(operating system)
A complete rework of Microsoft Windows with many new facilities such as the ability to address memory beyond 640k. It was released in 1990, and vigorous development of applications by third parties helped Microsoft sell over 10 million copies.

Windows 3.0

The version of Windows that "put Windows on the map." Introduced in 1990, Windows 3.0 replaced the clunky MS-DOS Executive in Windows 2.0 and Windows/386 with a colorful and functional user interface comprising Program Manager and File Manager. Within a couple years, Windows became the major desktop OS worldwide.

It Still Booted Into DOS
Although the PC still booted up in DOS, Windows 3.0 included a DOS extender that broke DOS's infamous one megabyte memory barrier and allowed programs to use up to 16MB of RAM, a huge amount for that time. Windows 3.0 ran 16-bit Windows applications and DOS applications, and much of its popularity in the beginning was due to multitasking DOS programs. Requiring at least a 16-bit 286 CPU, Windows 3.0 would not run in the first 8086/8088 PCs (see 286). See Windows 3.1 and Windows 3.x modes.


Windows 3.X
The Windows 3.x Program Manager user interface (GUI) was a vast improvement over previous versions of Windows.
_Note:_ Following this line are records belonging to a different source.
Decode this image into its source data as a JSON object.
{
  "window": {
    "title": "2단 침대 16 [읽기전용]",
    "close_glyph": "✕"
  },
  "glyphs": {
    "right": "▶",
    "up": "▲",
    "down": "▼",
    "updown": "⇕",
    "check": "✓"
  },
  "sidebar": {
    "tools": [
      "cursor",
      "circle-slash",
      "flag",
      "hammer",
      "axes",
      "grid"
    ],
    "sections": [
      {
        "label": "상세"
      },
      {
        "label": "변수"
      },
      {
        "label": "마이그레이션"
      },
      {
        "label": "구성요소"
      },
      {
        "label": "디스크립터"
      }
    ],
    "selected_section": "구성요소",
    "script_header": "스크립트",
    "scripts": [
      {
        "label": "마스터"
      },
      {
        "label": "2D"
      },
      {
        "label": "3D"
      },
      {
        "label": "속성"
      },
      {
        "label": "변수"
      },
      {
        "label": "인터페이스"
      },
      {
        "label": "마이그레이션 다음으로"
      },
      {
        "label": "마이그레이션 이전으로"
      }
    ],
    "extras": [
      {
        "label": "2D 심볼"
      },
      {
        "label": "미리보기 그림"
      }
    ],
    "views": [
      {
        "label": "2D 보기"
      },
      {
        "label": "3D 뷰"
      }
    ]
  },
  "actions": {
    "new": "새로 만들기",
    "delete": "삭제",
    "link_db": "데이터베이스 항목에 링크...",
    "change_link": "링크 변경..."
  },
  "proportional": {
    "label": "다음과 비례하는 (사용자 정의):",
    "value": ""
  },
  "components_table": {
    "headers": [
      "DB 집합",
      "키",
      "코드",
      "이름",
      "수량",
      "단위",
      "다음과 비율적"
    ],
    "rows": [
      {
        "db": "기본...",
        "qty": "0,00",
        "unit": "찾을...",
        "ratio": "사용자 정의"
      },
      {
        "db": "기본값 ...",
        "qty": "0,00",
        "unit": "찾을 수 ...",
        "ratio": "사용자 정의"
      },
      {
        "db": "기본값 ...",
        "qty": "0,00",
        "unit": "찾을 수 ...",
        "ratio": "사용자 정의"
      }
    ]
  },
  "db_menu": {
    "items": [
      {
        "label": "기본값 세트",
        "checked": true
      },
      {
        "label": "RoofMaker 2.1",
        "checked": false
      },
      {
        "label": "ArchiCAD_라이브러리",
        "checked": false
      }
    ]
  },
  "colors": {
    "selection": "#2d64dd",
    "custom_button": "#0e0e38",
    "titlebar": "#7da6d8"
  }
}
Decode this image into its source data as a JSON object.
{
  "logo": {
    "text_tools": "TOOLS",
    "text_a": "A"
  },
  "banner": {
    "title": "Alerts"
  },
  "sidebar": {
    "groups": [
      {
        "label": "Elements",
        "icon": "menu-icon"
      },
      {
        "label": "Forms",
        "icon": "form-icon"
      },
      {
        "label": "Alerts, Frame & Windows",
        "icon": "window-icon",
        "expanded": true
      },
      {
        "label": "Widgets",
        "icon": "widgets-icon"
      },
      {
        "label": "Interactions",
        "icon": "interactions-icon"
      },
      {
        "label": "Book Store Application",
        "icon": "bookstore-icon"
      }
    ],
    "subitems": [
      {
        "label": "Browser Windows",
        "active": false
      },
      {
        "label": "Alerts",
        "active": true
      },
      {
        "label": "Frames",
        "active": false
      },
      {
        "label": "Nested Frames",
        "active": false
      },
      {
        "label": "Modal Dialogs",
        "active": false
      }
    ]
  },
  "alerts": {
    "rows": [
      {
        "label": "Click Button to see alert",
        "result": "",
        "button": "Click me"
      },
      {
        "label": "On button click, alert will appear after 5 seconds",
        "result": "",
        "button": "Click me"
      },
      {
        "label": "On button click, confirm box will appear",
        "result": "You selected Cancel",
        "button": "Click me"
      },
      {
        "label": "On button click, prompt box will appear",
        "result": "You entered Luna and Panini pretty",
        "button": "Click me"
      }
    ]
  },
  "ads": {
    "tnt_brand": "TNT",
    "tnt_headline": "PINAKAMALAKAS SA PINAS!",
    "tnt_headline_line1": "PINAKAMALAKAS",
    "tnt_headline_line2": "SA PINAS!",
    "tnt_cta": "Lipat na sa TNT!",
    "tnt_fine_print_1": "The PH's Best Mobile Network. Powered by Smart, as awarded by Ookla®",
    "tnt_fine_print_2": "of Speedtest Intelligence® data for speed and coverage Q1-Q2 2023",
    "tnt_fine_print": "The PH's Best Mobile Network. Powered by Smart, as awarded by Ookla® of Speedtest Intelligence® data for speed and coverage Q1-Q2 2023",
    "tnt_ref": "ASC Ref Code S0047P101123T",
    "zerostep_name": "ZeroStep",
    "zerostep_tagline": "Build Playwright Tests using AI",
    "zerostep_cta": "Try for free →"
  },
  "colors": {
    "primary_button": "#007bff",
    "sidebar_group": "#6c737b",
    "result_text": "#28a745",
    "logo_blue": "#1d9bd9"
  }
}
See Program Manager.
References in periodicals archive ?
To my eye it is every bit as visually appealing as Windows 3.
With its launch in 1991, PhotoStyler was the first true color image processing software to take full advantage of Windows 3.
They are compatible with PC/AT and Micro Channel-based PS/2 computers; a Windows 3.
However, Windows developers say they've been promised that nothing will be taken out of the Windows 3.
He also led the development of the Windows logo and its licensing program, the publication and marketing of "The Road Ahead" by Bill Gates, Microsoft's support of education, and the launch events from Windows 3.
He was sufficiently convinced, in fact, to develop his own application using Asymetrix ToolBook and Microsoft Windows 3.
0 arrived amidst more hoopla than any version of DOS in recent memory, although not nearly as much as Windows 3.
And IBM, unhappy over Microsoft's plans to release a supercharged Windows 3.
Zenith Data Systems includes MS-DOS as well as the "Seamless Solution" for graphical user interface (GUI) computing, which includes Microsoft Windows 3.
The Norton Desktop integrates the functionality of the Windows 3.
Patton is full of praise for windows itself (especially for Windows 3.